I cannot overstate how serious placenta accreta (and increta/percreta) can be. Jen Kamel, of VBACFacts.com wrote an amazing post for Science & Sensibility on this very topic, "Too Bad We Just Can't Ban Accreta - The Downstream Consequences of VBAC Bans".
Consequences of placenta accreta
- massive obstetric hemorrhage
- disseminated intravascular coagulopathy
- need for hysterectomy
- surgical injury to the ureters, bladder, bowel, or neurovascular structures
- adult respiratory distress syndrome
- acute transfusion reaction
- electrolyte imbalance
- renal failure
- Average blood loss at delivery in women with placenta accreta is 3,000–5,000 mL
- 90% of patients with placenta accreta require blood transfusion
- 40% require more than 10 units of packed red blood cells
- Maternal mortality with placenta accreta can be as high as 7%
The American College of Obstetricians and Gynecologists states that “the incidence of placenta accreta has increased and seems to parallel the increasing cesarean delivery rate.
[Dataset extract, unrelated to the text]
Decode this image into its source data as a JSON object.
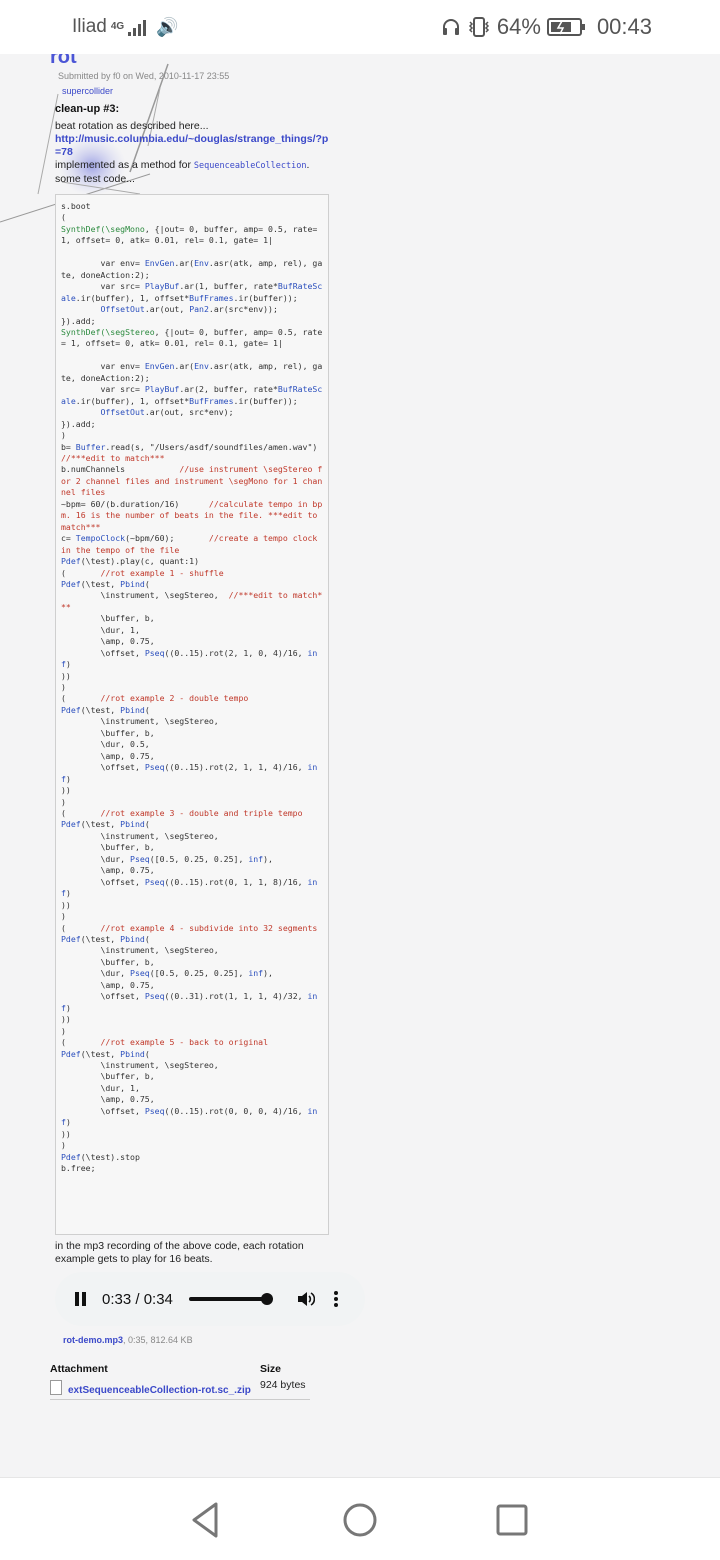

Women at greatest risk of placenta accreta are those who have myometrial damage caused by a previous cesarean delivery with either anterior or posterior placenta previa overlying the uterine scar. The authors of one study found that in the presence of a placenta previa, the risk of placenta accreta was 3%, 11%, 40%, 61%, and 67% for the first, second, third, fourth, and fifth or greater repeat cesarean deliveries.”
The entire month of October, ICAN is featuring stories from people who have experienced these placental complications. On their blog, you can learn more about the condition, read personal stories from families affected by accreta, and how you can personally help. Everyone can help those with placenta accreta by donating blood to their local blood bank. 90% of those diagnosed will require a blood transfusion and we can all ensure that local blood banks always have a sufficient supply of blood by donating regularly.
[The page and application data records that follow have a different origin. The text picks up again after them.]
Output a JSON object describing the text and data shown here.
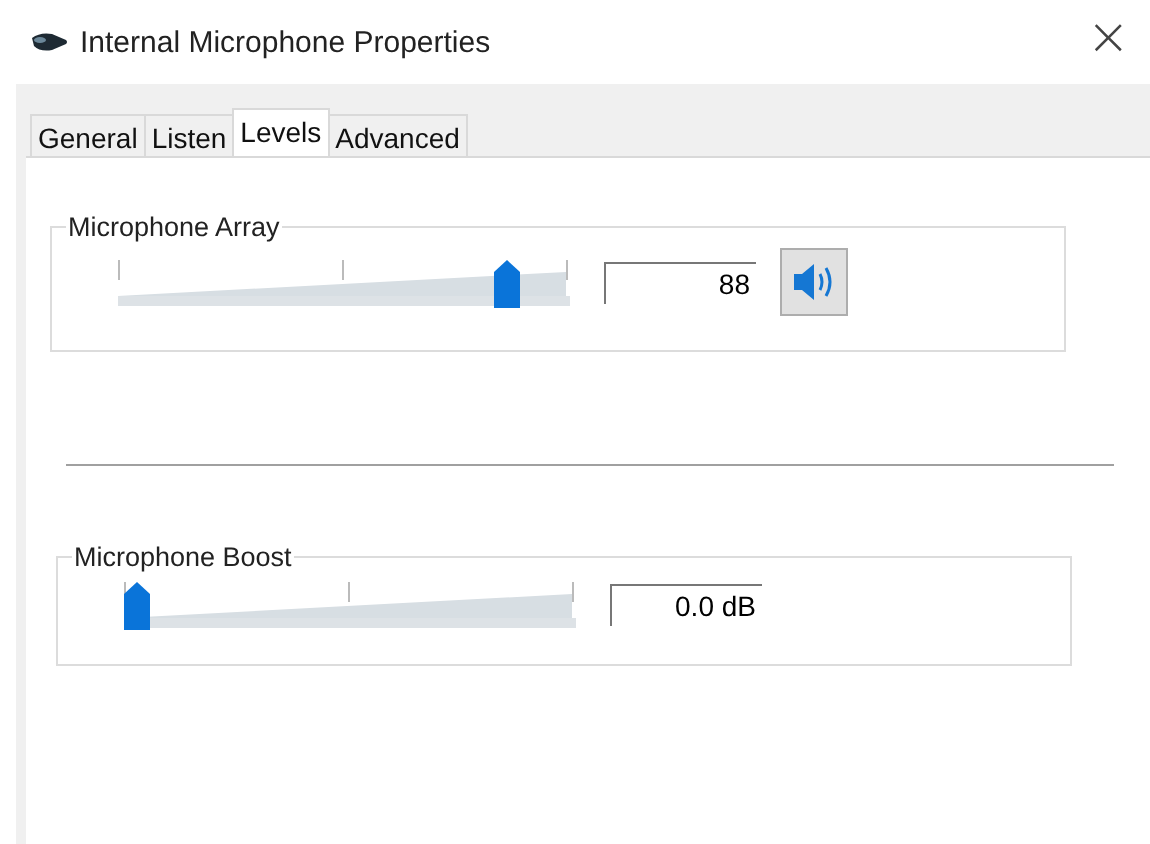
{
  "window": {
    "title": "Internal Microphone Properties",
    "close": "×"
  },
  "tabs": [
    {
      "label": "General",
      "selected": false
    },
    {
      "label": "Listen",
      "selected": false
    },
    {
      "label": "Levels",
      "selected": true
    },
    {
      "label": "Advanced",
      "selected": false
    }
  ],
  "levels": [
    {
      "name": "Microphone Array",
      "level": 0.88,
      "reading": "88",
      "kind": "mute",
      "muted": false
    },
    {
      "name": "Microphone Boost",
      "level": 0,
      "reading": "0.0 dB",
      "kind": "plain"
    }
  ]
}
As childbirth educators, doulas L&D nurses, doctors and midwives, we all can work to help families have safe and healthy births. This involves education around cesarean prevention in childbirth classes and evidenced-based practice during labors and births. Since 88% of families have a repeat cesarean when they birth again, preventing the primary cesarean is critical if we want to reduce the morbidity and mortality associated with placenta accreta.
Lamaze International board member Jill Arnold and her colleague Kristen Terlizzi are the co-founders of the new organization National Accreta Foundation. Their mission:
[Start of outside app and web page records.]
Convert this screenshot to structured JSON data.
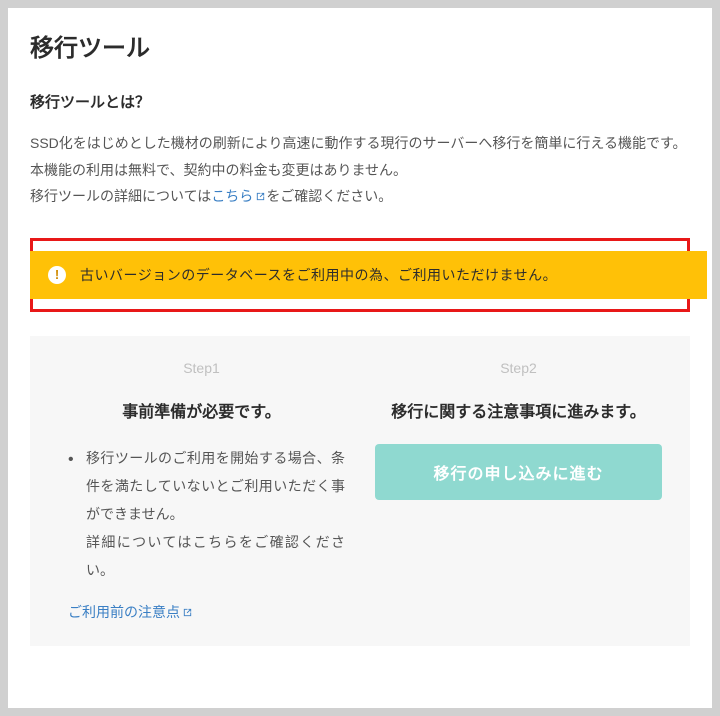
{
  "page": {
    "title": "移行ツール",
    "subtitle": "移行ツールとは？",
    "description_line1": "SSD化をはじめとした機材の刷新により高速に動作する現行のサーバーへ移行を簡単に行える機能です。",
    "description_line2": "本機能の利用は無料で、契約中の料金も変更はありません。",
    "description_line3_prefix": "移行ツールの詳細については",
    "description_line3_link": "こちら",
    "description_line3_suffix": "をご確認ください。"
  },
  "alert": {
    "message": "古いバージョンのデータベースをご利用中の為、ご利用いただけません。"
  },
  "steps": {
    "step1": {
      "label": "Step1",
      "title": "事前準備が必要です。",
      "item1": "移行ツールのご利用を開始する場合、条件を満たしていないとご利用いただく事ができません。",
      "item2": "詳細についてはこちらをご確認ください。",
      "link": "ご利用前の注意点"
    },
    "step2": {
      "label": "Step2",
      "title": "移行に関する注意事項に進みます。",
      "button": "移行の申し込みに進む"
    }
  }
}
Eliminating preventable maternal mortality and severe maternal morbidity attributable to placenta accreta.
The foundation will achieve this goal through a reduction in the incidence of preventable placenta accreta cases by lowering the rate of NTSV cesarean births nationwide to 23.9% or lower, lowering the rate of low-risk repeat cesarean births to 88.3% or lower and increasing the number of hospitals staffed and equipped to provide the appropriate level of care required for patients with previous cesarean sections and diagnosed cases of placenta accreta.
The National Accreta Foundation website is a goldmine of data and information on these conditions. I encourage you to browse around there and share this valuable resource with your students and clients. The fact that accreta now occurs in one in 333 pregnancies means that this can no longer be ignored and must be addressed promptly.
I asked Jill and Kristen why they started the National Accreta Foundation.
Jill Arnold: Starting a non-profit wasn't on my radar until I read Kristen Terlizzi's story in the Wall Street Journal last year. We found out our advocacy paths overlapped in California-based quality improvement projects, so we met up at the CDC-ACOG Maternal Mortality meeting in May and hit the ground running. With increasing awareness of maternal mortality and severe maternal morbidity in the U.S., the time for everyone to lend a hand in reducing preventable harm is right.
Kristen Terlizzi: One of the biggest misconceptions of Placenta Accreta is that it is rare. This used to be true, but the increase in the overall cesarean rate in the U.S. has caused the incidence of accreta to rise in parallel. In the 1980s accreta occurred in 1 in 1,250 pregnancies, while Placenta Accreta now affects 1 in 333 pregnancies. Although accreta is most often associated with a history of multiple cesareans, any uterine surgery puts the mother at risk of developing accreta in a future pregnancy. I had only one prior cesarean when I developed a severe case of Placenta Percreta in my second pregnancy.
If your clients, students or patients are facing an accreta or previa diagnosis, please consider referring them to ICAN's Accreta Awareness , Education and Support Facebook Group. This confidential peer to peer online support group is for people dealing with this in their current pregnancy or who parents who have experienced this complication in a prior pregnancy. Another fantastic resource is Hope for Accreta. They have an extensive website and also a Facebook page for support. Should you be able to attend, Hope for Accreta is holding a conference October 27-29, 2017 in Cleveland, Ohio. More info and registration can be found here.
Placenta accreta is serious and usually results in significant and often tragic outcomes. The time for awareness and action is now. Join me helping to raise awareness of this devastating pregnancy and birth complication.
Hudon L, Belfort MA, Broome DR. Diagnosis and management of placenta percreta: a review. Obstet Gynecol Surv 1998;53:509–17. [PubMed]
Placenta accreta. Committee Opinion No. 529. American College of Obstetricians and Gynecologists. Obstet Gynecol 2012;120:207–11.